The poetic memories of an unknown WWII soldier from Keith (most likely a farm worker or maybe just a friend of the family) serving somewhere in the MiddleEast. It has been hoped and assumed that the soldier returned to Keith – any update on that will be posted here.
|In Original ‘Doric Language’||A Prosaic Translation To non-Doric English|
|As I lie in my dug-out o’ sandbags an’ san’,
I’m thinkin’ o’ days gan lang syne
O’ peace an’ contentment faun time were sae gran’,
An’ a’ een had peace o’ the min’
|As I lie in my dug-out of sandbags and sand,
I’m thinking of bygone days
Of peace and happiness when times were so good
And everyone had peace of mind
|That three-pair place jist oot o’ the toon,
Ayont the Kincain in the howe,
Faun sallyin’ forth tae visit the loons,
An’ Mistress McKay o’ Montgrew.
|The farm with three pairs of horse (Growies)
Beyond the Kincain in the hollow,
When wandering down to visit the boys,
And Mrs McKay of Montgrew.
|Roger an’ Jock, aye keen for a lark,
The Bylie – a big strappin’ cheil,
Young Bert Ettles, an’ fyles Willie Clark,
Wi tricks ‘it wad ootwit the deil.
|Roger and Jock, always keen for a laugh,
The Bailie – a muscular chap,
Young Bert Ettles, and sometimes Willie Clark,
With antics that would outwit the devil.
|For sport then I wight that neen wis gamer
Faun simmer gyas lang o’ its licht,
We’d hae a bit bung o’ the wechts an the haimmer,
An’ faith fyles the margins were ticht.
|For sport then I’d swear that none were keener
When summer gives long daylight,
We’d throw weights and hammer (as in Highland Games),

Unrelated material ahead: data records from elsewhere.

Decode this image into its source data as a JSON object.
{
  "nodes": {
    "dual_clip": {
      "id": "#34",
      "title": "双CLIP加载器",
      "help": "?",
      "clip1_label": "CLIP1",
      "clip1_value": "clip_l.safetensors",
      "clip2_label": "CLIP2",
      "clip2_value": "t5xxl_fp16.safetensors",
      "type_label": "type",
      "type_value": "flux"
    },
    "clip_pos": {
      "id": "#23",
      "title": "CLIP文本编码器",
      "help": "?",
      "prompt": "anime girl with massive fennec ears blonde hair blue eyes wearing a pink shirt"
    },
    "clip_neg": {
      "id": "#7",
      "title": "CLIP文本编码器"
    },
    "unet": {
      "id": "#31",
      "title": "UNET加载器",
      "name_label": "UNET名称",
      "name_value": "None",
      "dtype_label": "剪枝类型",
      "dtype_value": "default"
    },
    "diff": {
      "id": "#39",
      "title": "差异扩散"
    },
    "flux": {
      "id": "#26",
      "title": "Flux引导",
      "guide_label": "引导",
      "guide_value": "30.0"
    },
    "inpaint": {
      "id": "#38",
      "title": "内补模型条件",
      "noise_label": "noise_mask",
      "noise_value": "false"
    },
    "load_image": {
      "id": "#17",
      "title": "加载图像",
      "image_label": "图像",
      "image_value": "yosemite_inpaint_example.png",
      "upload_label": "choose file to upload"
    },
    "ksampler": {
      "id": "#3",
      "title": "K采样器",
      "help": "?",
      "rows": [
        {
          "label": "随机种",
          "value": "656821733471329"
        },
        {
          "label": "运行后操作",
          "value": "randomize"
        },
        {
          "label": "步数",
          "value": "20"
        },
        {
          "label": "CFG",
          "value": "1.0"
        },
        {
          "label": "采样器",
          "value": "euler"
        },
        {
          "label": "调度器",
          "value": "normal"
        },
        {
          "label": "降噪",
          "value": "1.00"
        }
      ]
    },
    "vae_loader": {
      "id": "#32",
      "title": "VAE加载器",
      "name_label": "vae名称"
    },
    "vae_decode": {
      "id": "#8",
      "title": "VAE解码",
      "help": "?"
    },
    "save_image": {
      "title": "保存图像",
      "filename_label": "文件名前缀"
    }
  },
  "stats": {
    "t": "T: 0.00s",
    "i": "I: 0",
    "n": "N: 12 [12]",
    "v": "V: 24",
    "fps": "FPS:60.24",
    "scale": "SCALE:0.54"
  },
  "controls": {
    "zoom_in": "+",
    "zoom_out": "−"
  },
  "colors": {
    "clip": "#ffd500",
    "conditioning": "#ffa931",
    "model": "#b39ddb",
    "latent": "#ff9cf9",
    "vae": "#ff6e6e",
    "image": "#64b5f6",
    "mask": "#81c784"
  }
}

Honestly, sometimes the competition was close.
|Or tak a bit stroll doon Isla-side green,
Wi’ a bamboo an’ preen for a hook,
In the hopes wi the Bylie we widna be seen,
An’ feenish the nicht wi’ a dook.
|Or take a walk by the banks of the river Isla,
With a cane rod and a pin for a fishing hook,
Hoping the Bailie wouldn’t see us,
And finish the night with a swim.
|Faun winter sae cauldrif cam sweepin’ the howe,
An’ the frost gya sweet Isla the stammer,
The dykesides blown fu’ tae the e’et-most knowe,
We socht the bricht cheer o’ the chaumer.
|When cold winter swept over the fields,
And the river Isla was frozen over,
The stone walls were covered with snow,
We sought the cheery warmth of the bothy.
|The beds for the men, aye two ilka side,
Forsooth there was room in the middle,
Whaur wi’d dance tae a tune o’ some lively Strathspey,
For Roger hid knack o’ the fiddle.
|The beds for the men, always two on each side,
Made sure there was room in the middle,
Where we’d dance to a tune, a lively Strathspey,
For Roger could fairly play the fiddle.
|Sometimes the fiddle wis playin’ its lane,
An’ fu’ we enjoyed the aul’ waltz,
Syne sum’ane wid fish oot the paper an’ caim,
An’ vamp tae a braw Scottish march.
|Sometimes it was the fiddle on its own,
And how we enjoyed the old waltz,
Then someone would bring out paper and comb,
And vamp to a fine Scottish march.
|At acht o’clock or a few minutes bye,
We’d roll up the nicht wi’ a sang,
Syne mak’ for the kitchie o’ Mistress McKay,
For oor usual tae, breid, an’ jam.
|At eight o’clock or thereabouts,
We’d finish with a song,
Then head to the kitchen of Mrs McKay,
For our usual tea, bread, and jam.
|An’ a smoke by the fire, aye burnin’ bricht,
An fyles a wee chaff wi’ the maids,
Syne ane wid bid ither a cheery guid nicht,
An’ we’d a’ mak’ tracks tae oor beds.
|And a smoke by the fire, always burning bright,
And sometimes having a laugh with the maids,
Then we’d bid each other a very good night,
And head away off to our beds.